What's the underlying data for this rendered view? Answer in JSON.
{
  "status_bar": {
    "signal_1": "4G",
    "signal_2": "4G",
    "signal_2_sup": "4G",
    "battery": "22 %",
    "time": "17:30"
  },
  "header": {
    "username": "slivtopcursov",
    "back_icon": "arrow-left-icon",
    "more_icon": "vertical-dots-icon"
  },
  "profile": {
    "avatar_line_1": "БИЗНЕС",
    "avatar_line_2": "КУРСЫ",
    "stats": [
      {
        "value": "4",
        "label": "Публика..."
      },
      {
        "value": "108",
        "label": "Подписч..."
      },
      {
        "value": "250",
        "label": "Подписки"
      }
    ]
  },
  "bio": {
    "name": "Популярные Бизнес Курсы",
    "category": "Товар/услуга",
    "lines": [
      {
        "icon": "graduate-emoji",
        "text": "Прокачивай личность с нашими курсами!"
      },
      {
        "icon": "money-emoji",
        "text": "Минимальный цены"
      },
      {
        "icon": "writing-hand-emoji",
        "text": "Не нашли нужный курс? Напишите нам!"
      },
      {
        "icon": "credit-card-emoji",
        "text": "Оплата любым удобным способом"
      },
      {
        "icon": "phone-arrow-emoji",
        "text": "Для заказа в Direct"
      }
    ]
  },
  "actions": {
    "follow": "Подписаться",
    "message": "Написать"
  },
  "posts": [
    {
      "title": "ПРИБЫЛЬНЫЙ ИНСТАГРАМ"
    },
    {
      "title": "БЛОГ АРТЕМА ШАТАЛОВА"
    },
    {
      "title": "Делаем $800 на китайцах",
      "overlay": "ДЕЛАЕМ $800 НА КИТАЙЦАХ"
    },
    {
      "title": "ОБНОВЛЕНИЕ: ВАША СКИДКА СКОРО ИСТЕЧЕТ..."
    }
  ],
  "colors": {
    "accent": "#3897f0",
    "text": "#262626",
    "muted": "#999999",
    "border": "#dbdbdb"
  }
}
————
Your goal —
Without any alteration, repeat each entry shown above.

Answer space —
What's the underlying data for this rendered view? Answer in JSON.
{
  "status_bar": {
    "signal_1": "4G",
    "signal_2": "4G",
    "signal_2_sup": "4G",
    "battery": "22 %",
    "time": "17:30"
  },
  "header": {
    "username": "slivtopcursov",
    "back_icon": "arrow-left-icon",
    "more_icon": "vertical-dots-icon"
  },
  "profile": {
    "avatar_line_1": "БИЗНЕС",
    "avatar_line_2": "КУРСЫ",
    "stats": [
      {
        "value": "4",
        "label": "Публика..."
      },
      {
        "value": "108",
        "label": "Подписч..."
      },
      {
        "value": "250",
        "label": "Подписки"
      }
    ]
  },
  "bio": {
    "name": "Популярные Бизнес Курсы",
    "category": "Товар/услуга",
    "lines": [
      {
        "icon": "graduate-emoji",
        "text": "Прокачивай личность с нашими курсами!"
      },
      {
        "icon": "money-emoji",
        "text": "Минимальный цены"
      },
      {
        "icon": "writing-hand-emoji",
        "text": "Не нашли нужный курс? Напишите нам!"
      },
      {
        "icon": "credit-card-emoji",
        "text": "Оплата любым удобным способом"
      },
      {
        "icon": "phone-arrow-emoji",
        "text": "Для заказа в Direct"
      }
    ]
  },
  "actions": {
    "follow": "Подписаться",
    "message": "Написать"
  },
  "posts": [
    {
      "title": "ПРИБЫЛЬНЫЙ ИНСТАГРАМ"
    },
    {
      "title": "БЛОГ АРТЕМА ШАТАЛОВА"
    },
    {
      "title": "Делаем $800 на китайцах",
      "overlay": "ДЕЛАЕМ $800 НА КИТАЙЦАХ"
    },
    {
      "title": "ОБНОВЛЕНИЕ: ВАША СКИДКА СКОРО ИСТЕЧЕТ..."
    }
  ],
  "colors": {
    "accent": "#3897f0",
    "text": "#262626",
    "muted": "#999999",
    "border": "#dbdbdb"
  }
}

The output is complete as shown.